Something can be done by good laws; more can be done by honest administration of the laws; but most of all can be done by frowning resolutely upon the preachers of vague discontent; and by upholding the true doctrine of self-reliance, self-help, and self-mastery. This doctrine sets forth many things. Among them is the fact that though a man can occasionally be helped when he stumbles, yet that it is useless to try to carry him when he will not or cannot walk; and worse than useless to try to bring down the work and reward of the thrifty and intelligent to the level of the capacity of the weak, the shiftless, and the idle. It further shows that the maudlin philanthropist and the maudlin sentimentalist are almost as noxious as the demagogue, and that it is even more necessary to temper mercy with justice than justice with mercy.
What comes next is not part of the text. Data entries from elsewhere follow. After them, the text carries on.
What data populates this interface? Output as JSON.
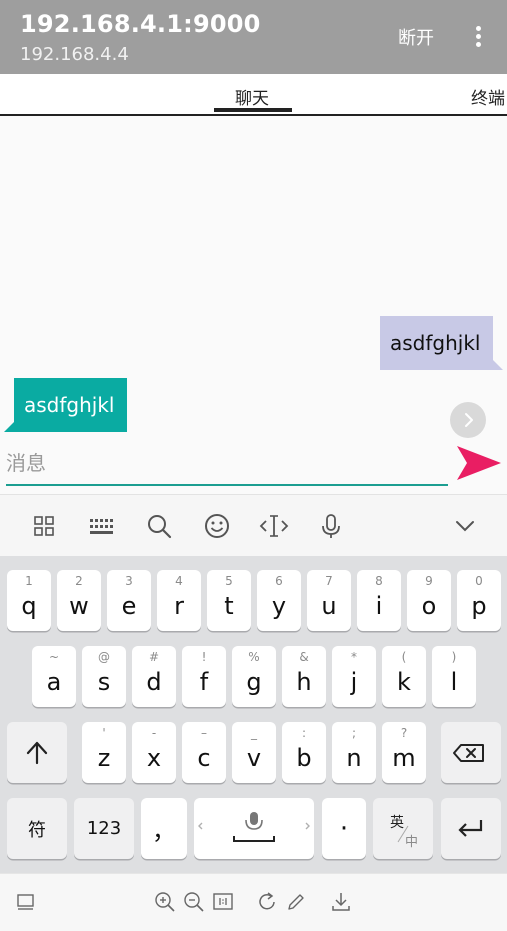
{
  "header": {
    "title": "192.168.4.1:9000",
    "subtitle": "192.168.4.4",
    "disconnect_label": "断开"
  },
  "tabs": [
    {
      "label": "聊天",
      "active": true
    },
    {
      "label": "终端",
      "active": false
    }
  ],
  "chat": {
    "messages": [
      {
        "direction": "outgoing",
        "text": "asdfghjkl"
      },
      {
        "direction": "incoming",
        "text": "asdfghjkl"
      }
    ],
    "input": {
      "value": "",
      "placeholder": "消息"
    }
  },
  "colors": {
    "titlebar": "#9e9e9e",
    "outgoing_bubble": "#c8c9e6",
    "incoming_bubble": "#0aaba2",
    "input_underline": "#1c9e91",
    "send_accent": "#e91e63"
  },
  "keyboard": {
    "toolbar_icons": [
      "grid-icon",
      "keyboard-icon",
      "search-icon",
      "emoji-icon",
      "cursor-icon",
      "mic-icon",
      "chevron-down-icon"
    ],
    "row1": [
      {
        "sub": "1",
        "main": "q"
      },
      {
        "sub": "2",
        "main": "w"
      },
      {
        "sub": "3",
        "main": "e"
      },
      {
        "sub": "4",
        "main": "r"
      },
      {
        "sub": "5",
        "main": "t"
      },
      {
        "sub": "6",
        "main": "y"
      },
      {
        "sub": "7",
        "main": "u"
      },
      {
        "sub": "8",
        "main": "i"
      },
      {
        "sub": "9",
        "main": "o"
      },
      {
        "sub": "0",
        "main": "p"
      }
    ],
    "row2": [
      {
        "sub": "~",
        "main": "a"
      },
      {
        "sub": "@",
        "main": "s"
      },
      {
        "sub": "#",
        "main": "d"
      },
      {
        "sub": "!",
        "main": "f"
      },
      {
        "sub": "%",
        "main": "g"
      },
      {
        "sub": "&",
        "main": "h"
      },
      {
        "sub": "*",
        "main": "j"
      },
      {
        "sub": "(",
        "main": "k"
      },
      {
        "sub": ")",
        "main": "l"
      }
    ],
    "row3": [
      {
        "sub": "'",
        "main": "z"
      },
      {
        "sub": "-",
        "main": "x"
      },
      {
        "sub": "–",
        "main": "c"
      },
      {
        "sub": "_",
        "main": "v"
      },
      {
        "sub": ":",
        "main": "b"
      },
      {
        "sub": ";",
        "main": "n"
      },
      {
        "sub": "?",
        "main": "m"
      }
    ],
    "symbols_label": "符",
    "numbers_label": "123",
    "comma_label": "，",
    "period_label": "·",
    "lang_label_top": "英",
    "lang_label_bottom": "中"
  },
  "bottom_toolbar": [
    "keyboard-toggle-icon",
    "zoom-in-icon",
    "zoom-out-icon",
    "one-to-one-icon",
    "rotate-icon",
    "edit-icon",
    "download-icon"
  ]
}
The worst lesson that can be taught a man is to rely upon others and to whine over his sufferings.

If an American is to amount to anything he must rely upon himself, and not upon the State; he must take pride in his own work, instead of sitting idle to envy the luck of others; he must face life with resolute courage, win victory if he can and accept defeat if he must, without seeking to place on his fellow-men a responsibility which is not theirs.
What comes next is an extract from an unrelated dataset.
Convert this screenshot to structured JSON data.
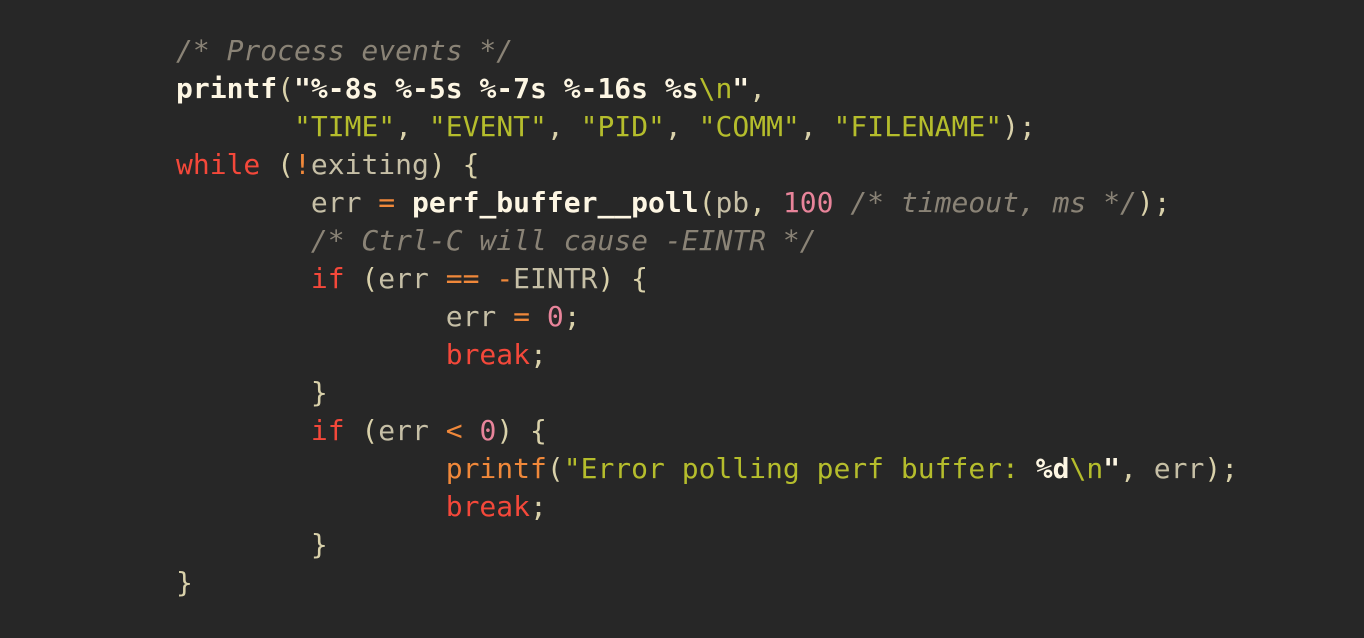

Let me say, in conclusion, that I do not write in the least from the standpoint of those whose association is purely with what are called the wealth classes. The men with whom I have worked and associated most closely during the last couple of years here in New York, with whom I have shared what is at least an earnest desire to better social and civic conditions (neither blinking what is evil nor being misled by the apostles of a false remedy), and with whose opinions as to what is right and practical my own in the main agree, are not capitalists, save as all men who by toil earn, and with prudence save, money are capitalists. They include reporters on the daily papers, editors of magazines as well as of newspapers, principals in the public schools, young lawyers, young architects, young doctors, young men of business, who are struggling to rise in their profession by dint of faithful work, but who give some of their time to doing what they can for the city, and a number of priests and clergymen; but as it happens the list does not include any man of great wealth, or any of those men whose names are in the public mind identified with great business corporations. Most of them have at one time or another in their lives faced poverty and know what it is; none of them are more than well-to-do. They include Catholics and Protestants, Jews, and men who would be regarded as heterodox by professors of most recognized creeds; some of them were born on this side, others are of foreign birth; but they are all Americans, heart and soul, who fight out for themselves the battles of their own lives, meeting sometimes defeat and sometimes victory. They neither forget that man does owe a duty to his fellows, and should strive to do what he can to increase the well-being of the community; nor yet do they forget that in the long run the only way to help people is to make them help themselves. They are prepared to try any properly guarded legislative remedy for ills which they believe can be remedied; but they perceive clearly that it is both foolish and wicked to teach the average man who is not well off that some wrong or injustice has been done him, and that he should hope for redress elsewhere than in his own industry honest and intelligence. |